> What to produce: Which lines of the records below contain the word "more"? Copy each of them out.

Saved data entries:

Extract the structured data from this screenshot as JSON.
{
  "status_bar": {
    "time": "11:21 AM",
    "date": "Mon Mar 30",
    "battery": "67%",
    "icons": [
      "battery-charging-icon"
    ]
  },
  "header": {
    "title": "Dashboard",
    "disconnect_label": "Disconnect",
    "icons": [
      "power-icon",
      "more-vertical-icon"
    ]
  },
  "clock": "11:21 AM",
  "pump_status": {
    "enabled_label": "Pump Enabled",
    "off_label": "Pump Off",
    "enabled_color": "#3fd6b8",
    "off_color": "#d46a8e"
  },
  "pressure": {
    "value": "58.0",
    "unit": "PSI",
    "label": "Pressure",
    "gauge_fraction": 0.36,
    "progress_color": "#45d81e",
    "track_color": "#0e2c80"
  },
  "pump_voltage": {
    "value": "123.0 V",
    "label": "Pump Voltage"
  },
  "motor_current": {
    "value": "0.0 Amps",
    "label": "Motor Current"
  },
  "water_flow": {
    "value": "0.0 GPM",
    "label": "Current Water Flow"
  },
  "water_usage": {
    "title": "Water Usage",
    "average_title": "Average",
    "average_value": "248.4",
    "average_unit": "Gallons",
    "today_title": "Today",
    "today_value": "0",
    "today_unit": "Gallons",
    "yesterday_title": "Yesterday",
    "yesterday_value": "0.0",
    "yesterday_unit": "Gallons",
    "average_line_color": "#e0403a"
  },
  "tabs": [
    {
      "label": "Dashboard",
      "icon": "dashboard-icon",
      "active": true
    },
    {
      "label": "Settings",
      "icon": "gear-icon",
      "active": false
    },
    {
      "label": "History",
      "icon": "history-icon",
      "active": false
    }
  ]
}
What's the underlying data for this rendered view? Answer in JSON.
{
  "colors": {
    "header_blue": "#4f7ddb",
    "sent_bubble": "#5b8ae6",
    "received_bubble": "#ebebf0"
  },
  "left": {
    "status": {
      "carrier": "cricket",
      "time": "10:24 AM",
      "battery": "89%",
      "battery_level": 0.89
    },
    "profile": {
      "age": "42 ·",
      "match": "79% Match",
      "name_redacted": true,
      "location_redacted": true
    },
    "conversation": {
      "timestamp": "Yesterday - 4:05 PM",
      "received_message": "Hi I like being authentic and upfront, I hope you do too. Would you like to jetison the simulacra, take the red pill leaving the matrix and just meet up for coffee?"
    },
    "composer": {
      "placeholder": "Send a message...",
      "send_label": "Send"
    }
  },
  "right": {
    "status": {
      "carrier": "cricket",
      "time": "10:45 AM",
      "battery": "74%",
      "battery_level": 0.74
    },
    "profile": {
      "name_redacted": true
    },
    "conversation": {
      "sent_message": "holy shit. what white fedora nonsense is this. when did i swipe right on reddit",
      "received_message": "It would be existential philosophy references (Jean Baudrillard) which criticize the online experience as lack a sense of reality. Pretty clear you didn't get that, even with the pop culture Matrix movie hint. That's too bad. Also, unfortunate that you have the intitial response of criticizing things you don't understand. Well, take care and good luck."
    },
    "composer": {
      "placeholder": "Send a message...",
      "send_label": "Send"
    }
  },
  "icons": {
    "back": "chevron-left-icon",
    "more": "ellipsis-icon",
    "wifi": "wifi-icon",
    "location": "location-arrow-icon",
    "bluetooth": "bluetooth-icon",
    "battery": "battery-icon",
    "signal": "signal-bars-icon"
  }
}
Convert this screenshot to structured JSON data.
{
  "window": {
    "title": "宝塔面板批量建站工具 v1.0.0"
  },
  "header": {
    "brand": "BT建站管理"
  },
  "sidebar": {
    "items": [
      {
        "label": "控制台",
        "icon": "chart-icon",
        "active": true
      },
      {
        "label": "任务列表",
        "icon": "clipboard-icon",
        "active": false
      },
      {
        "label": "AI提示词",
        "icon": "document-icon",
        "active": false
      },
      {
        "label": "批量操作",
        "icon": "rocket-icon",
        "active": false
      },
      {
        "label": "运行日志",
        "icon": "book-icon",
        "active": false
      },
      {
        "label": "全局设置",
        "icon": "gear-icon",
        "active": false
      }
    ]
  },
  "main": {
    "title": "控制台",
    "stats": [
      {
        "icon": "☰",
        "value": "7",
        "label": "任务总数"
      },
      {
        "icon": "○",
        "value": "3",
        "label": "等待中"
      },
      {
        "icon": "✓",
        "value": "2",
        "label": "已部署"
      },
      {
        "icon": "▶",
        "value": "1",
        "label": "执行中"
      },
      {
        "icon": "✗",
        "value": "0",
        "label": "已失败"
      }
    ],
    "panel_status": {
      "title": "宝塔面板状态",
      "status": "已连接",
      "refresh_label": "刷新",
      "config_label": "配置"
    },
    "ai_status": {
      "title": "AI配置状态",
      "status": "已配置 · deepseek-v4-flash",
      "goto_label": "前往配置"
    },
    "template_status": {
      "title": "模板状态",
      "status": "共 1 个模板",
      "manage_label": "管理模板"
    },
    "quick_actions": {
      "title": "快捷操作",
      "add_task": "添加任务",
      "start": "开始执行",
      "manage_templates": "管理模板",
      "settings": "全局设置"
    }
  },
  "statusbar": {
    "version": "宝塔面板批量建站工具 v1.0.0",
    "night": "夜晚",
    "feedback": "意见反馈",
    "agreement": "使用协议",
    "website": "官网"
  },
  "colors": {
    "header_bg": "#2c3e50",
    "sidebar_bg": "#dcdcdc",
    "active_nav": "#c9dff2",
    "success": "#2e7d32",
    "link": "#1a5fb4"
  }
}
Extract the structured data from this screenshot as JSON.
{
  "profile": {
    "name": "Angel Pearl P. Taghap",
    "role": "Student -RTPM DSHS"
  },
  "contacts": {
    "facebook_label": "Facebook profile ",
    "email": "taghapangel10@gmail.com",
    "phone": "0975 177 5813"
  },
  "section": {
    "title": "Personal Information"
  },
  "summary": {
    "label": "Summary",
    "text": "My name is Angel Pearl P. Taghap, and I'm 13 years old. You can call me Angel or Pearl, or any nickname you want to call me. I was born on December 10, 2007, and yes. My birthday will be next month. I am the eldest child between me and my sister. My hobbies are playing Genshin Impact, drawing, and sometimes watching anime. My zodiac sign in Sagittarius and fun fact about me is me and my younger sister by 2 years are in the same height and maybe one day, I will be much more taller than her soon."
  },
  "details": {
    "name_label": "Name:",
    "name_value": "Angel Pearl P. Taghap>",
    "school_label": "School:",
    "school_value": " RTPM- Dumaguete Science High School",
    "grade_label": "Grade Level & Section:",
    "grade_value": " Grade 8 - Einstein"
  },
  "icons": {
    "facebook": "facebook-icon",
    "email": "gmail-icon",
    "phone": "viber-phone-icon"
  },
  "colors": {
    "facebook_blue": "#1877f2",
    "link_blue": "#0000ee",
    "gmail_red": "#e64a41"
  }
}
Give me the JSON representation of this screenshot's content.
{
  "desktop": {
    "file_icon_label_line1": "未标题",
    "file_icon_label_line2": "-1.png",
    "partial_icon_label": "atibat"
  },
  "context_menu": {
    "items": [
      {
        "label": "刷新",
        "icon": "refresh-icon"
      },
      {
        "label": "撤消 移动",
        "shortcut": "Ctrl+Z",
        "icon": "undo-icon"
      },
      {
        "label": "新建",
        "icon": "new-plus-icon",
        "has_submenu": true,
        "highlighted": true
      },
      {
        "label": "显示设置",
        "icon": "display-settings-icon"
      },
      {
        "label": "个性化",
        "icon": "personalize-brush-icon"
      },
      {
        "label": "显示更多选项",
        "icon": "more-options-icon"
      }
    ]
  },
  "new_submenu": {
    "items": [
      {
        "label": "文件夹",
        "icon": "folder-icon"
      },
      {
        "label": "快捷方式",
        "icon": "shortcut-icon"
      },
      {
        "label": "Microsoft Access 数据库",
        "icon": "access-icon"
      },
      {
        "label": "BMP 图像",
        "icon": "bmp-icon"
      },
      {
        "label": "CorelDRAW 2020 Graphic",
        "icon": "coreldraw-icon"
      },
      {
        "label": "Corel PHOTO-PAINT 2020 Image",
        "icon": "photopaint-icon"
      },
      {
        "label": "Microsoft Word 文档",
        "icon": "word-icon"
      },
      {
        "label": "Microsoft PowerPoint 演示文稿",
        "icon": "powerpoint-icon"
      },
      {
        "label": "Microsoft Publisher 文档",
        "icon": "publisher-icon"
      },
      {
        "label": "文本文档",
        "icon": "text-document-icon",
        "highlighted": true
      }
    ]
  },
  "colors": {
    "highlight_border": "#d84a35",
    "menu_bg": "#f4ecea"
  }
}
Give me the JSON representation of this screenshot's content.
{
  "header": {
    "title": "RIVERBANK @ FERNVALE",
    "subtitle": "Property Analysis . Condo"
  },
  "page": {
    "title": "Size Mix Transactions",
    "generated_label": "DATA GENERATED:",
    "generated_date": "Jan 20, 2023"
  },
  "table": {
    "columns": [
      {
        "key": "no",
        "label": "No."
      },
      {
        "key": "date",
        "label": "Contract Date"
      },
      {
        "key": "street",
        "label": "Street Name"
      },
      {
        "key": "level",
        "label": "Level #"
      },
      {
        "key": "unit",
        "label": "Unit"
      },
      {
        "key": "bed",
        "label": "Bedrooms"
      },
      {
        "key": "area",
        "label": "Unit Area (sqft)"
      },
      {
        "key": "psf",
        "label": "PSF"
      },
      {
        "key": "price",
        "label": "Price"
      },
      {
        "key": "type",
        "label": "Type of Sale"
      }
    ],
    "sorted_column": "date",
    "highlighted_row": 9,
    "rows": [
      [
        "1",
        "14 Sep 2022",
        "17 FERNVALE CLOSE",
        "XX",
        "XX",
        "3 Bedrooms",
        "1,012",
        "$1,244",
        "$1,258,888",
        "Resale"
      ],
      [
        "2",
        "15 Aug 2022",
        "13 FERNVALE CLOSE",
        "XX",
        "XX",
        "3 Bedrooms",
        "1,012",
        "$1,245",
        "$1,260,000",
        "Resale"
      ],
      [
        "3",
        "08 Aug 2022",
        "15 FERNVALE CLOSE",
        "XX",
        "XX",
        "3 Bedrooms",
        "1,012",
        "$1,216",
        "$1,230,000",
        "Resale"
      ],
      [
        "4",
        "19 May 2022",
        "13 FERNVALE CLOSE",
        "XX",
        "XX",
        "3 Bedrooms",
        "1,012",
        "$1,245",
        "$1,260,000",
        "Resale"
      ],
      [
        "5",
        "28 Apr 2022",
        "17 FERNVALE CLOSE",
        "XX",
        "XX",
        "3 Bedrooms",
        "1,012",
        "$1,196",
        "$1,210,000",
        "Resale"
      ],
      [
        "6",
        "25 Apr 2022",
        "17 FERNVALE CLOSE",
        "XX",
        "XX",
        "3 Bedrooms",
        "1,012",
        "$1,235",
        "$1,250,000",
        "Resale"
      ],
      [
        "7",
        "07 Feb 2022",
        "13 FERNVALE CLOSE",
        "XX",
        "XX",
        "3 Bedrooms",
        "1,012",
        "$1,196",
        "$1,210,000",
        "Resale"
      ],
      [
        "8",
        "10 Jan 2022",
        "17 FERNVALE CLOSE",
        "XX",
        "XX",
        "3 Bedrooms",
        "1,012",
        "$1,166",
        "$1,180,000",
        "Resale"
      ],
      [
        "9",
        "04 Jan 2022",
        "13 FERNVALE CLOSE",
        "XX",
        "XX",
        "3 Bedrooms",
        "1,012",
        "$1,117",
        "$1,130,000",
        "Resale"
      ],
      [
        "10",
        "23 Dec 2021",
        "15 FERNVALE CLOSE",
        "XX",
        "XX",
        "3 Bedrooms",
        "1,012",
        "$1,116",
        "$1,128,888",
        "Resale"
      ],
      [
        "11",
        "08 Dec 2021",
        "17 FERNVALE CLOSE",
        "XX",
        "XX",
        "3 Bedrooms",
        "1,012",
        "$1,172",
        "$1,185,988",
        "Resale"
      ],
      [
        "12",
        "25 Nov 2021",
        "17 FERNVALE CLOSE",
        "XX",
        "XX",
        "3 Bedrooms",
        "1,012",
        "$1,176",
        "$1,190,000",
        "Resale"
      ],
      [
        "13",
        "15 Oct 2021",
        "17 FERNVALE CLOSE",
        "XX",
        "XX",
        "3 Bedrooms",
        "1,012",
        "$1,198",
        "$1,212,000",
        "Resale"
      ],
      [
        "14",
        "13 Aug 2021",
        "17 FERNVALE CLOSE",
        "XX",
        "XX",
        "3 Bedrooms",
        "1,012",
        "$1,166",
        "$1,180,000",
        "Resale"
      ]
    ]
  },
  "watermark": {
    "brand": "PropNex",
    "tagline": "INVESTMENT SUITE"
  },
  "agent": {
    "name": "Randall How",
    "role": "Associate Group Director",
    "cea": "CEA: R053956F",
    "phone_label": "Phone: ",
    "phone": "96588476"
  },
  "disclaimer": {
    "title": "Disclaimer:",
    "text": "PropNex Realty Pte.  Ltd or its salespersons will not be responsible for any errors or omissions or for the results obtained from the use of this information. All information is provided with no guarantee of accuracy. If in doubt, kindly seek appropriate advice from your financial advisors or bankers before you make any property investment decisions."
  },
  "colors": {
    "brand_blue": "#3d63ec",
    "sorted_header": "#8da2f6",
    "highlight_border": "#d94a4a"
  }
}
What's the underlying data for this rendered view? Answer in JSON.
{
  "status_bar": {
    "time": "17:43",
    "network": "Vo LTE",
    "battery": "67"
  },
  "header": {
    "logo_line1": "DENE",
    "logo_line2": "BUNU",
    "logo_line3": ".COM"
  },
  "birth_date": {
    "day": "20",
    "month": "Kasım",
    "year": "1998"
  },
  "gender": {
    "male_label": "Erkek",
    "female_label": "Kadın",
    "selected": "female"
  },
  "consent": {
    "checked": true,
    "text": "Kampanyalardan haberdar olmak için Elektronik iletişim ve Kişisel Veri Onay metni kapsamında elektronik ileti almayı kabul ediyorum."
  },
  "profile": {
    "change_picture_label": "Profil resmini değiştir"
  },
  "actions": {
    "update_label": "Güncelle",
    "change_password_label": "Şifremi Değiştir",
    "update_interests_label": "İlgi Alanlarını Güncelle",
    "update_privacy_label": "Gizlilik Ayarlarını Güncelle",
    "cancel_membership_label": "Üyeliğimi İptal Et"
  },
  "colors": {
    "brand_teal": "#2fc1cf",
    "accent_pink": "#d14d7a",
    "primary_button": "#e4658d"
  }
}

> Output for this exercise:
      "more-vertical-icon"
    "more": "ellipsis-icon",
    "text": "My name is Angel Pearl P. Taghap, and I'm 13 years old. You can call me Angel or Pearl, or any nickname you want to call me. I was born on December 10, 2007, and yes. My birthday will be next month. I am the eldest child between me and my sister. My hobbies are playing Genshin Impact, drawing, and sometimes watching anime. My zodiac sign in Sagittarius and fun fact about me is me and my younger sister by 2 years are in the same height and maybe one day, I will be much more taller than her soon."
        "icon": "more-options-icon"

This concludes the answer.